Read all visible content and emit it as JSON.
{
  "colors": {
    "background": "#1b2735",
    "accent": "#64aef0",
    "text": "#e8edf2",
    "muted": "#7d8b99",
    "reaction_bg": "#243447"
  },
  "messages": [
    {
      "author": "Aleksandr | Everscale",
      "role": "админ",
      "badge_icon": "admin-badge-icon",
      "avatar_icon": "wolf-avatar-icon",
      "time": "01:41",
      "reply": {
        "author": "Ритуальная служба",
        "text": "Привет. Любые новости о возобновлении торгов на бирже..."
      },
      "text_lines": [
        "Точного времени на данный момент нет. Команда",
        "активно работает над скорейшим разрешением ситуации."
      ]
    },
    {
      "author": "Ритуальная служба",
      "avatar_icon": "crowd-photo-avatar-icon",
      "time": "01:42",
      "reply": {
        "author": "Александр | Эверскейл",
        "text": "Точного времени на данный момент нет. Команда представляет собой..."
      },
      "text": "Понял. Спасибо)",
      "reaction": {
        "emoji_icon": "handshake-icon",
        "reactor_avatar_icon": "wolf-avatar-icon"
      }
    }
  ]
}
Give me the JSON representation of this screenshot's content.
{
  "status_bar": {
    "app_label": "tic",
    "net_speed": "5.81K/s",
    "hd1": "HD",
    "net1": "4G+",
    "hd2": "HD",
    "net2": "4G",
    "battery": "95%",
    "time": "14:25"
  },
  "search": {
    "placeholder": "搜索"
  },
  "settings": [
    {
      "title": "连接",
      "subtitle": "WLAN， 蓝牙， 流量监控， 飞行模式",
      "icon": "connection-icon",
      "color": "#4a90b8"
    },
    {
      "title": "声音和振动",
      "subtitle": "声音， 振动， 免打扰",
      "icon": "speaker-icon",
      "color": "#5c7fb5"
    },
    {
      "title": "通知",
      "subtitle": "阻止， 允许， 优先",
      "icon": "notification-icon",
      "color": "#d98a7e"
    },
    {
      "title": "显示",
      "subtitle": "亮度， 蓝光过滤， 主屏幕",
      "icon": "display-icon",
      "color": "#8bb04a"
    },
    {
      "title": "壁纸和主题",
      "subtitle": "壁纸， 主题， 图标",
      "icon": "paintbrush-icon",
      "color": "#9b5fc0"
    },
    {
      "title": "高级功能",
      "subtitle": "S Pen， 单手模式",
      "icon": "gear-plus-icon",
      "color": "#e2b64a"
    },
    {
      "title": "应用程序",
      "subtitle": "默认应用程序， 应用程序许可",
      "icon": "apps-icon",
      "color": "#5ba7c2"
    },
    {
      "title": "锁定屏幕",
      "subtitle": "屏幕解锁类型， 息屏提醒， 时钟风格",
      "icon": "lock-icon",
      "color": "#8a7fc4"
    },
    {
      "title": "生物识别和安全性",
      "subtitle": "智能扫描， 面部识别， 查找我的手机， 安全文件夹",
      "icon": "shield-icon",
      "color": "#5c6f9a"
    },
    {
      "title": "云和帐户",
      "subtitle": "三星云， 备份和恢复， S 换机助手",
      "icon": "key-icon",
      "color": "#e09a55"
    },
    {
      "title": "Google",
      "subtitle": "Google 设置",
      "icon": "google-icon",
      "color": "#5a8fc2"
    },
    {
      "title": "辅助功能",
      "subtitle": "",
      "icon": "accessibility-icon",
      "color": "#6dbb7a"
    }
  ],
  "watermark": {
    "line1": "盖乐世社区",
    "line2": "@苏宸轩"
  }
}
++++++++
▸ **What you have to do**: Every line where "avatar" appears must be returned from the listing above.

▸ **Output for this exercise**:
      "avatar_icon": "wolf-avatar-icon",
      "avatar_icon": "crowd-photo-avatar-icon",
        "reactor_avatar_icon": "wolf-avatar-icon"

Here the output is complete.